The American College of Cardiology and the American Heart Association announced the joint release of a comprehensive set of new practice guidelines on the management of adults with congenital heart disease.
On Friday, November 7, the American College of Cardiology and the American Heart Association announced the joint release of a comprehensive set of new practice guidelines on the management of adults with congenital heart disease (CHD). The American Society of Echocardiography, Canadian Cardiovascular Society, Heart Rhythm Society, International Society for Adult Congenital Cardiac Disease, Society for Cardiovascular Angiography and Interventions, and Society of Thoracic Surgeons also collaborated in the development of the guidelines.
According to a news release from the American College of Cardiology (ACC), the guidelines are “the first of their kind in the United States” and will appear in the December 2, 2008, issue of the Journal of the American College of Cardiology (JACC) and the December 2, 2008, issue of Circulation.
Because of advances in the treatment and repair of congenital pediatric heart defects, there is a common misconception that children who have undergone surgical procedures to correct a defect are completely cured and do not require follow-up treatment for CHD as they age. Not so, according to Carole A. Warnes, MD, co-chair of the guidelines writing committee, professor of medicine at the Mayo Clinic in Rochester, MN, and director of Mayo’s adult congenital heart disease clinic. “Some patients leave their pediatric cardiologist and think they don’t need to see a physician anymore, and others are seen by a cardiologist with no training in congenital heart disease. We really need to focus on how to better care for this population,” Warnes said in the ACC news release announcing the new guidelines.
The reality is that “nearly all patients need follow-up throughout adult life. Some will eventually need additional surgery to correct complications that arise over time. Most will need guidance on how their heart condition affects the important milestones of adulthood, such as employment, pregnancy and physical activity,” according to the ACC news release, which also provides examples of complications that could arise in the absence of adequate follow-care: “Worsening of a leaky heart valve may be overlooked until the patient is in heart failure, making surgery highly risky or even impossible. A young woman may be told she cannot have children, when in fact, pregnancy might be possible if managed at a center with expertise in congenital heart disease. A seemingly routine appendectomy may turn into a life-threatening crisis.”

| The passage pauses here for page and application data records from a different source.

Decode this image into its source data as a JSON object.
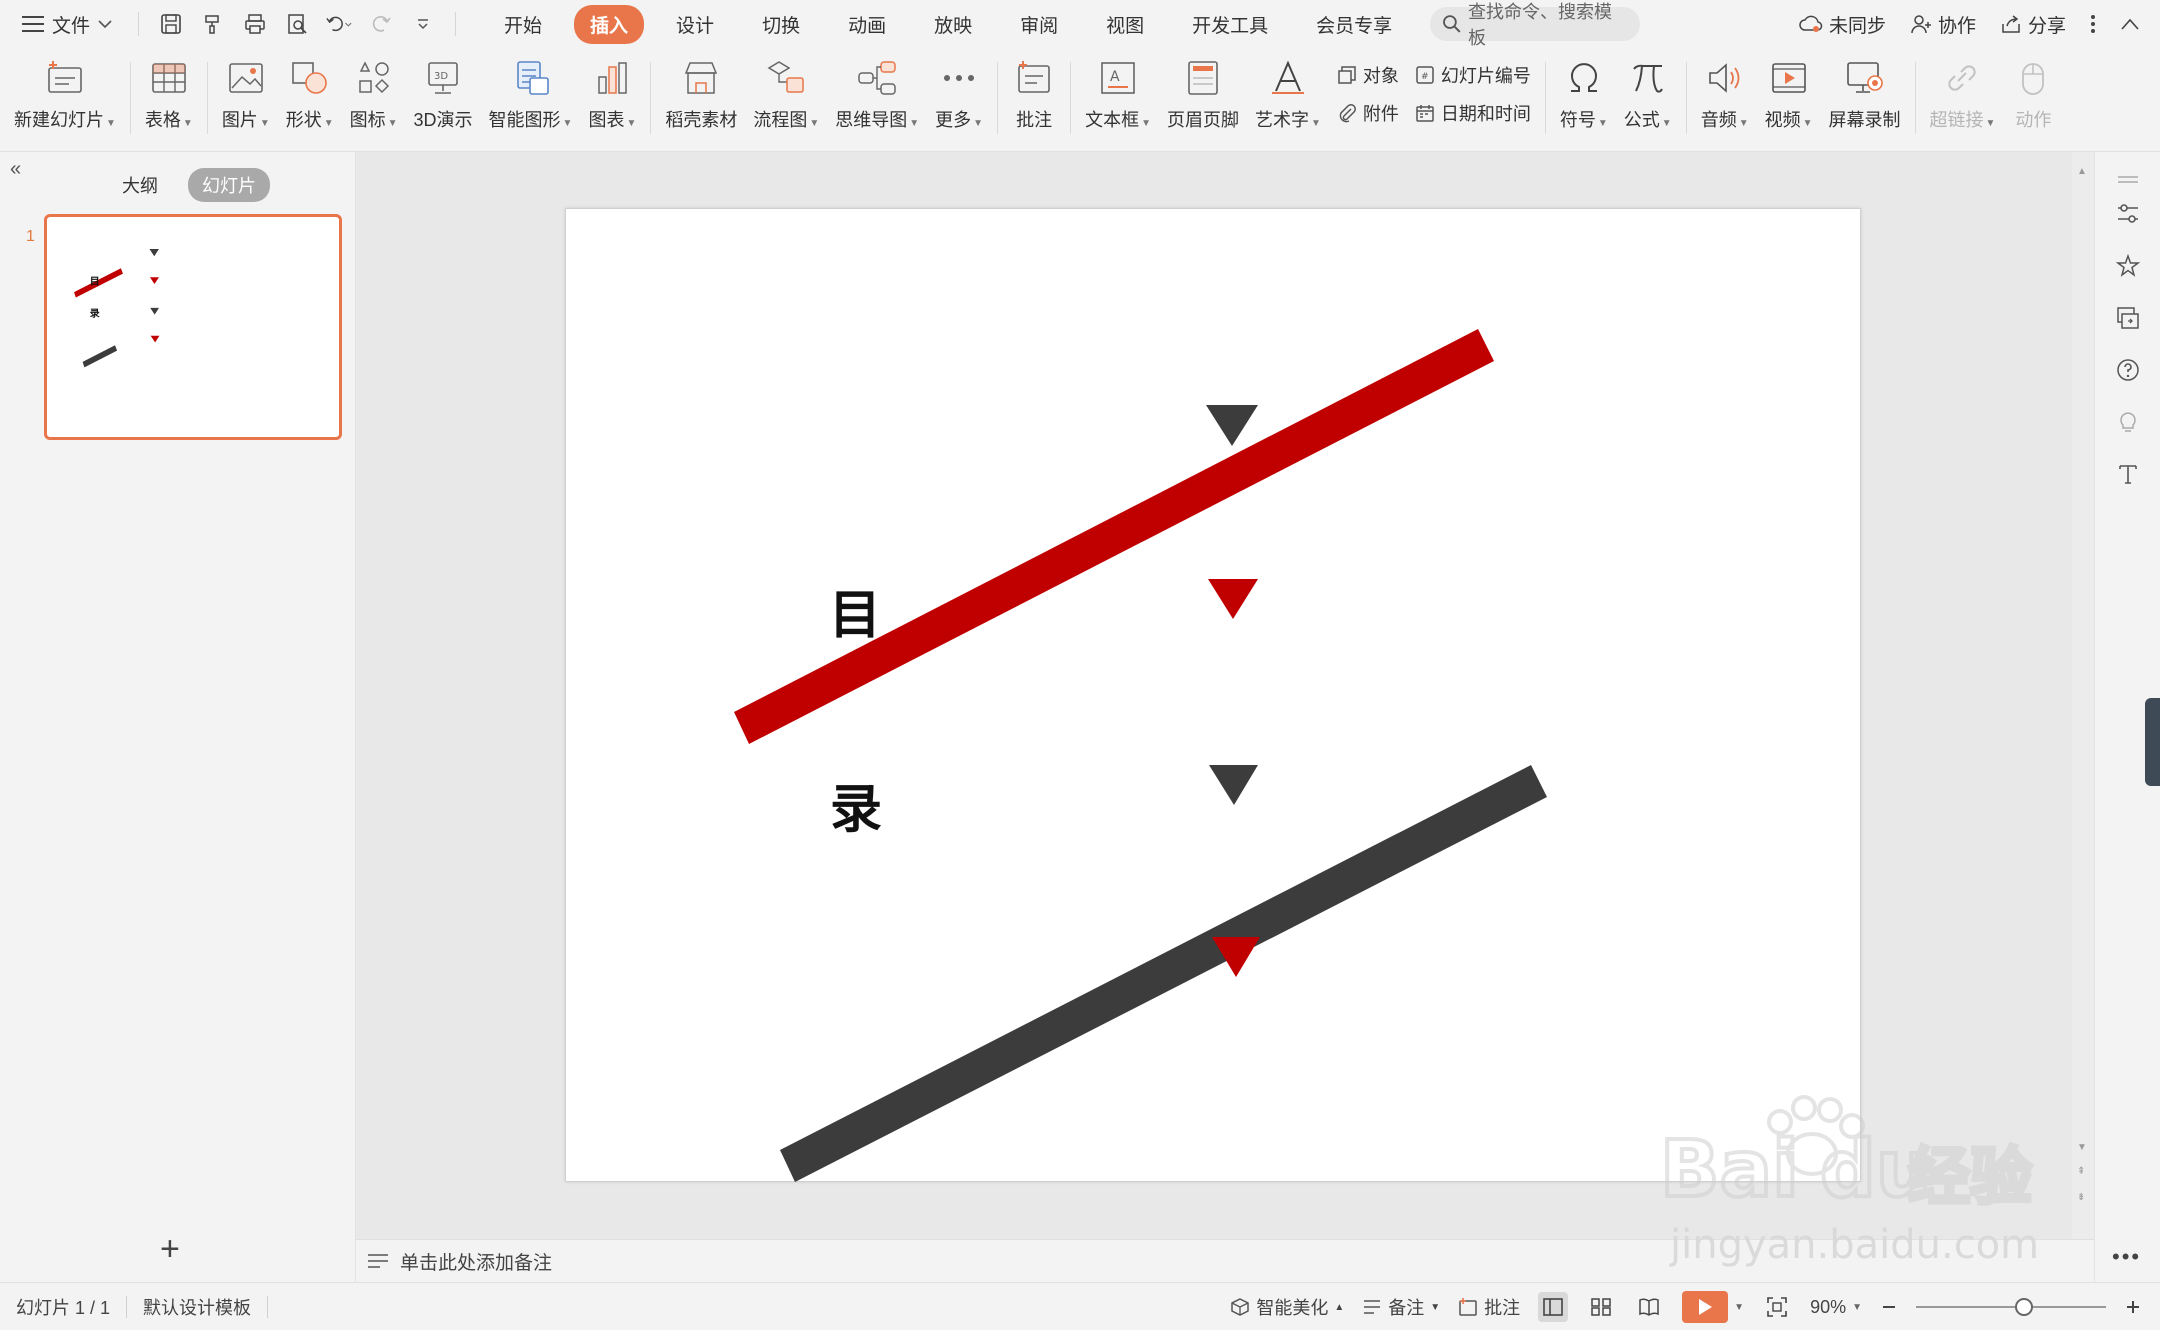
{
  "menu": {
    "file_label": "文件",
    "tabs": [
      "开始",
      "插入",
      "设计",
      "切换",
      "动画",
      "放映",
      "审阅",
      "视图",
      "开发工具",
      "会员专享"
    ],
    "active_tab": "插入",
    "search_placeholder": "查找命令、搜索模板",
    "right": {
      "sync": "未同步",
      "collab": "协作",
      "share": "分享"
    }
  },
  "ribbon": {
    "new_slide": "新建幻灯片",
    "table": "表格",
    "picture": "图片",
    "shape": "形状",
    "icon": "图标",
    "three_d": "3D演示",
    "smart_graphic": "智能图形",
    "chart": "图表",
    "material": "稻壳素材",
    "flowchart": "流程图",
    "mindmap": "思维导图",
    "more": "更多",
    "comment": "批注",
    "textbox": "文本框",
    "header_footer": "页眉页脚",
    "wordart": "艺术字",
    "object": "对象",
    "attachment": "附件",
    "slide_number": "幻灯片编号",
    "datetime": "日期和时间",
    "symbol": "符号",
    "formula": "公式",
    "audio": "音频",
    "video": "视频",
    "screen_record": "屏幕录制",
    "hyperlink": "超链接",
    "action": "动作"
  },
  "left_panel": {
    "tab_outline": "大纲",
    "tab_slides": "幻灯片",
    "slide_number": "1"
  },
  "slide": {
    "char_top": "目",
    "char_bottom": "录",
    "colors": {
      "red": "#c00000",
      "dark": "#3c3c3c"
    }
  },
  "notes_placeholder": "单击此处添加备注",
  "status": {
    "slide_info": "幻灯片 1 / 1",
    "template": "默认设计模板",
    "beautify": "智能美化",
    "notes": "备注",
    "comments": "批注",
    "zoom": "90%",
    "zoom_fraction": 0.57
  },
  "watermark": {
    "brand": "Bai",
    "brand2": "du",
    "cn": "经验",
    "url": "jingyan.baidu.com"
  },
  "accent_color": "#e8764a"
}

Accordingly, the guidelines “provide comprehensive information on the clinical features, diagnosis, and medical, surgical and interventional therapy of a range of congenital heart defects. They also point out common problems and pitfalls, highlight key issues to look for during follow-up, and make recommendations on genetic testing, pregnancy, contraception and physical activity.”